for 34% and aerobic respiration was the most important respiratory process accounting for
53%.
-3High concentrations of particulate Fe(III) ( ≥108 µmol cm ) and unusually high
-3concentrations of solid Mn ( ≥60 µmol cm ) were measured at the three stations at the
northeast coast of Svalbard. Consequently, microbial Mn and Fe reduction were the most
important anaerobic respiratory processes in the sediments contributing to 69 to at least 90%
of anaerobic carbon oxidation. In two of three sediments, sulfate reduction rates were below
the detection limit (<10-13% of carbon oxidation) and Mn and Fe(III) were present over
0-10 cm depth. Mn and Fe reduction were probably the only important electron accepting
processes in these sediments. At the third station a typical depth distribution of anaerobic
respiratory pathways occurred: dissimilatory Mn reduction in the surface 3 cm of the
sediment, followed by dissimilatory Fe reduction concurrent with sulfate reduction at 3-5 cm,
and finally below 5 cm solely sulfate reduction.
The relative contribution of Mn and Fe reduction at all four sites to carbon oxidation
seemed to be regulated by the concentrations of particulate Mn and Fe(III), the carbon
oxidation rate, and bioturbation. Thus, low organic carbon contents and high concentrations
of particulate Mn and Fe at the northeast coast of Svalbard compared to Smeerenburgfjorden
seemed to favor microbial Mn and Fe reduction. In situ, the contribution of Mn and Fe
reduction to carbon mineralization in the surface sediments will vary due to the competition
with oxygen- and nitrate-reducing bacteria.
Anoxic slurry incubations of Smeerenburgfjorden sediment were prepared to study the role of
volatile fatty acids (VFA) as substrates for Fe- and sulfate-reducing bacteria. Combined
14 14turnover rates of C-acetate and C-lactate accounted only for 15% of the anaerobic
dissolved inorganic carbon (DIC) production in the surface layer (0-2 cm), where Fe and
sulfate reduction occurred simultaneously, and for 42% in the sulfate reduction zone (5-9 cm).

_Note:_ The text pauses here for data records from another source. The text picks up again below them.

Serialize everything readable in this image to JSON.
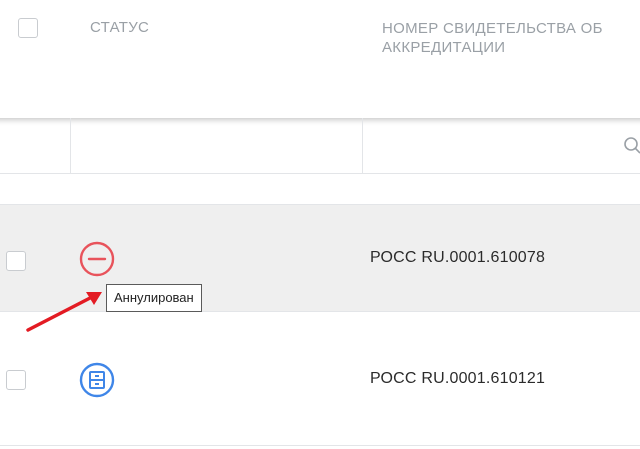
{
  "table": {
    "columns": {
      "status": "Статус",
      "number": "Номер свидетельства об аккредитации"
    },
    "rows": [
      {
        "status": "cancelled",
        "number": "РОСС RU.0001.610078"
      },
      {
        "status": "archived",
        "number": "РОСС RU.0001.610121"
      }
    ]
  },
  "tooltip": {
    "text": "Аннулирован"
  },
  "icons": {
    "status_cancelled": "minus-circle-icon",
    "status_archived": "archive-icon",
    "search": "search-icon",
    "annotation": "red-arrow-icon"
  },
  "colors": {
    "cancelled": "#e8535b",
    "archived": "#3f86e8",
    "arrow": "#e31b23",
    "header_text": "#9aa0a6",
    "row_highlight": "#efefef"
  }
}
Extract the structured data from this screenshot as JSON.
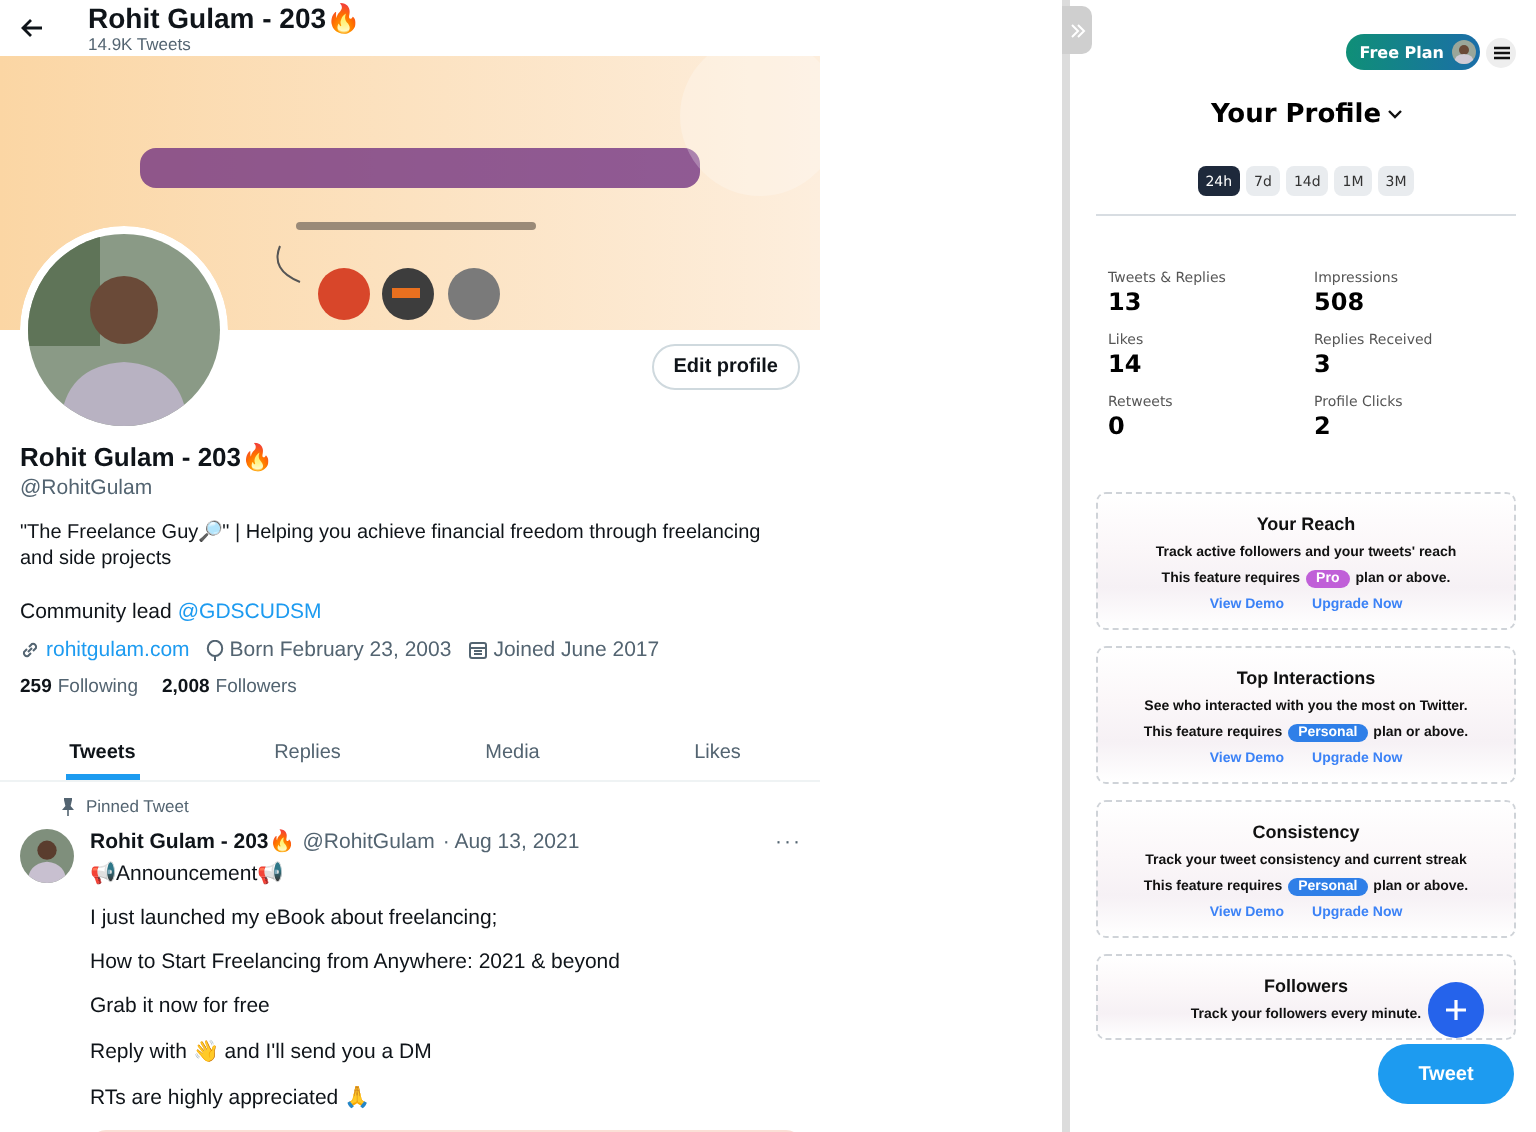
{
  "header": {
    "title": "Rohit Gulam - 203🔥",
    "subtitle": "14.9K Tweets"
  },
  "profile": {
    "edit_button": "Edit profile",
    "name": "Rohit Gulam - 203🔥",
    "handle": "@RohitGulam",
    "bio": "\"The Freelance Guy🔎\" | Helping you achieve financial freedom through freelancing and side projects",
    "community_text": "Community lead",
    "community_link": "@GDSCUDSM",
    "website": "rohitgulam.com",
    "birthday": "Born February 23, 2003",
    "joined": "Joined June 2017",
    "stats": [
      {
        "count": "259",
        "label": "Following"
      },
      {
        "count": "2,008",
        "label": "Followers"
      }
    ]
  },
  "tabs": [
    {
      "label": "Tweets",
      "selected": true
    },
    {
      "label": "Replies",
      "selected": false
    },
    {
      "label": "Media",
      "selected": false
    },
    {
      "label": "Likes",
      "selected": false
    }
  ],
  "pinned_tweet": {
    "label": "Pinned Tweet",
    "author": "Rohit Gulam - 203🔥",
    "handle": "@RohitGulam",
    "date": "· Aug 13, 2021",
    "more": "···",
    "lines": [
      "📢Announcement📢",
      "I just launched my eBook about freelancing;",
      "How to Start Freelancing from Anywhere: 2021 & beyond",
      "Grab it now for free",
      "Reply with 👋 and I'll send you a DM",
      "RTs are highly appreciated 🙏"
    ]
  },
  "panel": {
    "plan_badge": "Free Plan",
    "title": "Your Profile",
    "periods": [
      {
        "label": "24h",
        "selected": true
      },
      {
        "label": "7d",
        "selected": false
      },
      {
        "label": "14d",
        "selected": false
      },
      {
        "label": "1M",
        "selected": false
      },
      {
        "label": "3M",
        "selected": false
      }
    ],
    "stats": [
      {
        "label": "Tweets & Replies",
        "value": "13"
      },
      {
        "label": "Impressions",
        "value": "508"
      },
      {
        "label": "Likes",
        "value": "14"
      },
      {
        "label": "Replies Received",
        "value": "3"
      },
      {
        "label": "Retweets",
        "value": "0"
      },
      {
        "label": "Profile Clicks",
        "value": "2"
      }
    ],
    "cards": [
      {
        "title": "Your Reach",
        "description": "Track active followers and your tweets' reach",
        "requirement_prefix": "This feature requires",
        "plan": "Pro",
        "color": "#c05fd8",
        "requirement_suffix": "plan or above.",
        "links": [
          "View Demo",
          "Upgrade Now"
        ]
      },
      {
        "title": "Top Interactions",
        "description": "See who interacted with you the most on Twitter.",
        "requirement_prefix": "This feature requires",
        "plan": "Personal",
        "color": "#2f7fe8",
        "requirement_suffix": "plan or above.",
        "links": [
          "View Demo",
          "Upgrade Now"
        ]
      },
      {
        "title": "Consistency",
        "description": "Track your tweet consistency and current streak",
        "requirement_prefix": "This feature requires",
        "plan": "Personal",
        "color": "#2f7fe8",
        "requirement_suffix": "plan or above.",
        "links": [
          "View Demo",
          "Upgrade Now"
        ]
      },
      {
        "title": "Followers",
        "description": "Track your followers every minute."
      }
    ],
    "tweet_button": "Tweet"
  }
}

The inhibition of sulfate reduction with selenate resulted in lower DIC production rates
compared to the uninhibited slurries. The accumulation of VFA (acetate, propionate, and

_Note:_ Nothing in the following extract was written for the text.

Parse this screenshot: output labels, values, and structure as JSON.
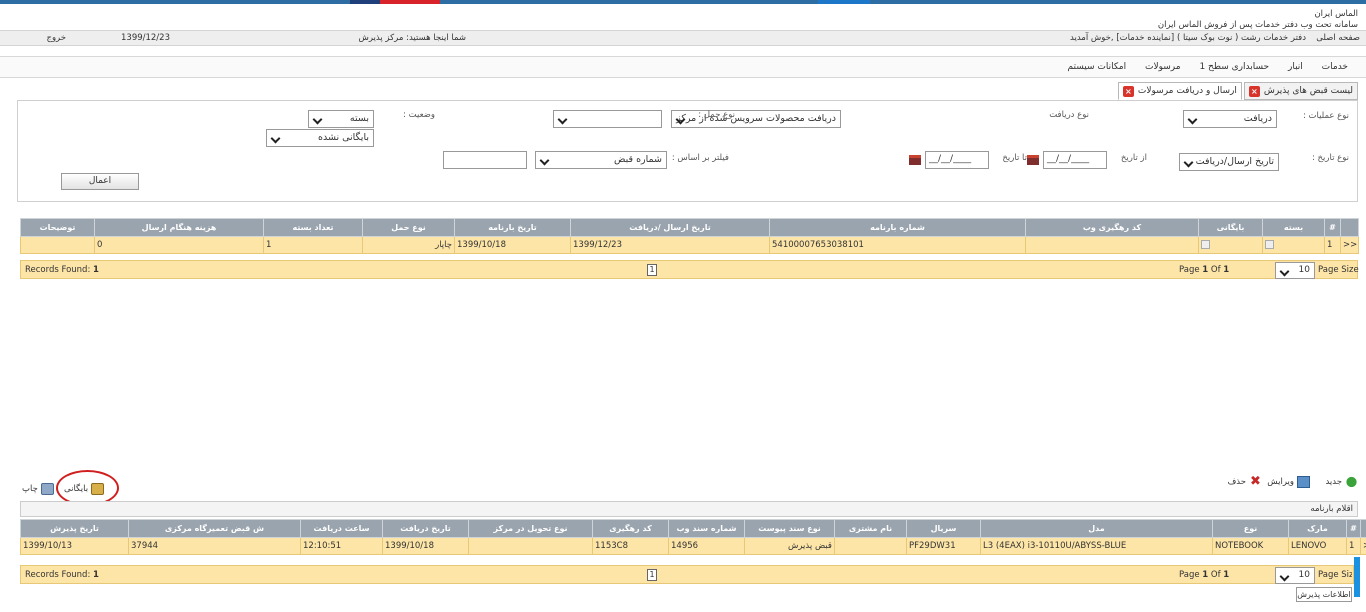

isobutyrate) in the inhibited slurries indicated that sulfate-reducing bacteria were the main
consumers. This was supported by similar acetate accumulation rates in the inhibited slurries
compared to initial turnover rates measured by radiotracer in the uninhibited slurries.
4